THE BIG MOVE 2
I saw blurry figures as I woke up. Moving day…again. I groaned.
“Why do we have to move so much?” I thought.
This time, we were moving back to Nigeria, but, we were moving to Ibadan, Oyo state and not Lagos.
We boarded the plane while the robotic voice “greeted” us again. It has an unpleasant way of speaking in a sarcastic manner. I closed my eyes.
“Please put on your seatbelt. We are about to land.” a voice said.
I woke up in a strange looking place and remembered I was on an airplane, about to land in Lagos. We had to drive to Ibadan, as the closest airport was in Lagos. It took forever! The traffic was terrible in Lagos and we still had to drive through Ogun state (my native state), just to get to Ibadan! The journey took at least 3 hours.
We entered our new home (we actually had lived in 2 in Ibadan).
THE NEW SCHOOL: ACA
My new school in Ibadan was ACA (American Christian Academy). There, I met some of my favourite teachers there: Ms. Gretchen, U.S. ; Ms. Ethel, Nigeria; Mr. Abayomi, Nigeria etc.
What all of these teachers have in common is that they are kind, helpful, caring and they make learning fun! I salute all my teachers for helping me!
THE NEW SCHOOL: CIS
“Have a great day Adeife!” my mother called.
“Thanks mom!” I replied.
It was around 6:00am and I was going to school, while my dad was going to work. My new school was CIS (Children’s International School). I was going to be in Year 5C. My new teachers were Mr. “B” and Ms. Desola. I was not in my best mood – due to waking up at the crack of dawn. However, I eventually lightened up, due to the cheerfulness of my teachers.
I learnt important core values in Year 5C: Courtesy, Dignity and Respect. They still help me with my learning and other areas of my life.
Currently, I am in Year 6B and my new teachers are Mr. Fasanmoye and Ms. Nnochiri. I moved (again) before I started Year 6. I have a lot to learn before I leave school.

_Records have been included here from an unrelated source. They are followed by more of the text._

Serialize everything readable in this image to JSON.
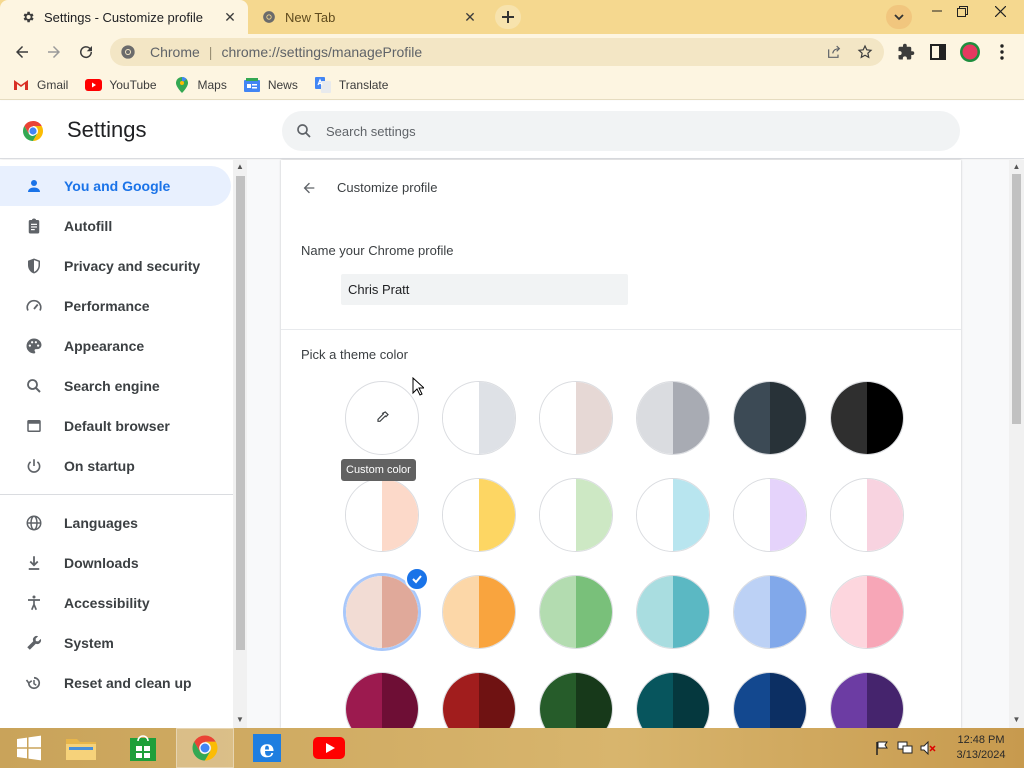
{
  "browser": {
    "tabs": [
      {
        "title": "Settings - Customize profile",
        "active": true
      },
      {
        "title": "New Tab",
        "active": false
      }
    ],
    "omnibox": {
      "site_label": "Chrome",
      "separator": "|",
      "url": "chrome://settings/manageProfile"
    },
    "bookmarks": [
      {
        "label": "Gmail",
        "icon": "gmail-icon"
      },
      {
        "label": "YouTube",
        "icon": "youtube-icon"
      },
      {
        "label": "Maps",
        "icon": "maps-icon"
      },
      {
        "label": "News",
        "icon": "news-icon"
      },
      {
        "label": "Translate",
        "icon": "translate-icon"
      }
    ],
    "colors": {
      "tabstrip": "#f5d88f",
      "toolbar": "#fdf5e1",
      "accent": "#1a73e8"
    }
  },
  "settings": {
    "title": "Settings",
    "search_placeholder": "Search settings",
    "nav": [
      {
        "label": "You and Google",
        "icon": "person-icon",
        "selected": true
      },
      {
        "label": "Autofill",
        "icon": "clipboard-icon"
      },
      {
        "label": "Privacy and security",
        "icon": "shield-icon"
      },
      {
        "label": "Performance",
        "icon": "speedometer-icon"
      },
      {
        "label": "Appearance",
        "icon": "palette-icon"
      },
      {
        "label": "Search engine",
        "icon": "search-icon"
      },
      {
        "label": "Default browser",
        "icon": "browser-window-icon"
      },
      {
        "label": "On startup",
        "icon": "power-icon"
      },
      {
        "label": "Languages",
        "icon": "globe-icon"
      },
      {
        "label": "Downloads",
        "icon": "download-icon"
      },
      {
        "label": "Accessibility",
        "icon": "accessibility-icon"
      },
      {
        "label": "System",
        "icon": "wrench-icon"
      },
      {
        "label": "Reset and clean up",
        "icon": "history-icon"
      }
    ]
  },
  "profile": {
    "page_title": "Customize profile",
    "name_label": "Name your Chrome profile",
    "name_value": "Chris Pratt",
    "theme_label": "Pick a theme color",
    "custom_color_tooltip": "Custom color",
    "swatches": [
      [
        {
          "left": "#ffffff",
          "right": "#ffffff",
          "custom": true
        },
        {
          "left": "#ffffff",
          "right": "#dee1e6"
        },
        {
          "left": "#ffffff",
          "right": "#e6d8d5"
        },
        {
          "left": "#dadce0",
          "right": "#a8abb3"
        },
        {
          "left": "#3c4a55",
          "right": "#283238"
        },
        {
          "left": "#2f2f2f",
          "right": "#000000"
        }
      ],
      [
        {
          "left": "#ffffff",
          "right": "#fcd9c9"
        },
        {
          "left": "#ffffff",
          "right": "#fdd663"
        },
        {
          "left": "#ffffff",
          "right": "#cde8c4"
        },
        {
          "left": "#ffffff",
          "right": "#b8e5ef"
        },
        {
          "left": "#ffffff",
          "right": "#e5d3fb"
        },
        {
          "left": "#ffffff",
          "right": "#f8d3e0"
        }
      ],
      [
        {
          "left": "#f2dcd4",
          "right": "#e0a99a",
          "selected": true
        },
        {
          "left": "#fcd7a8",
          "right": "#f9a43e"
        },
        {
          "left": "#b3dcb0",
          "right": "#79c07a"
        },
        {
          "left": "#a9dde0",
          "right": "#5bb8c3"
        },
        {
          "left": "#bcd1f5",
          "right": "#81a8ea"
        },
        {
          "left": "#fdd6de",
          "right": "#f7a6b7"
        }
      ],
      [
        {
          "left": "#9c1a4f",
          "right": "#6e0e35"
        },
        {
          "left": "#a11d1d",
          "right": "#6f1212"
        },
        {
          "left": "#265c2a",
          "right": "#17391a"
        },
        {
          "left": "#07555d",
          "right": "#05383e"
        },
        {
          "left": "#13488f",
          "right": "#0c2f63"
        },
        {
          "left": "#6c3ca3",
          "right": "#45246d"
        }
      ]
    ]
  },
  "taskbar": {
    "clock_time": "12:48 PM",
    "clock_date": "3/13/2024"
  }
}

I know some things, some things I don’t, but one thing I know, this is the beginning and not the end. Everyday, you grow older, wiser, stronger and better. I have not stopped. I can’t wait for the other adventures of my life.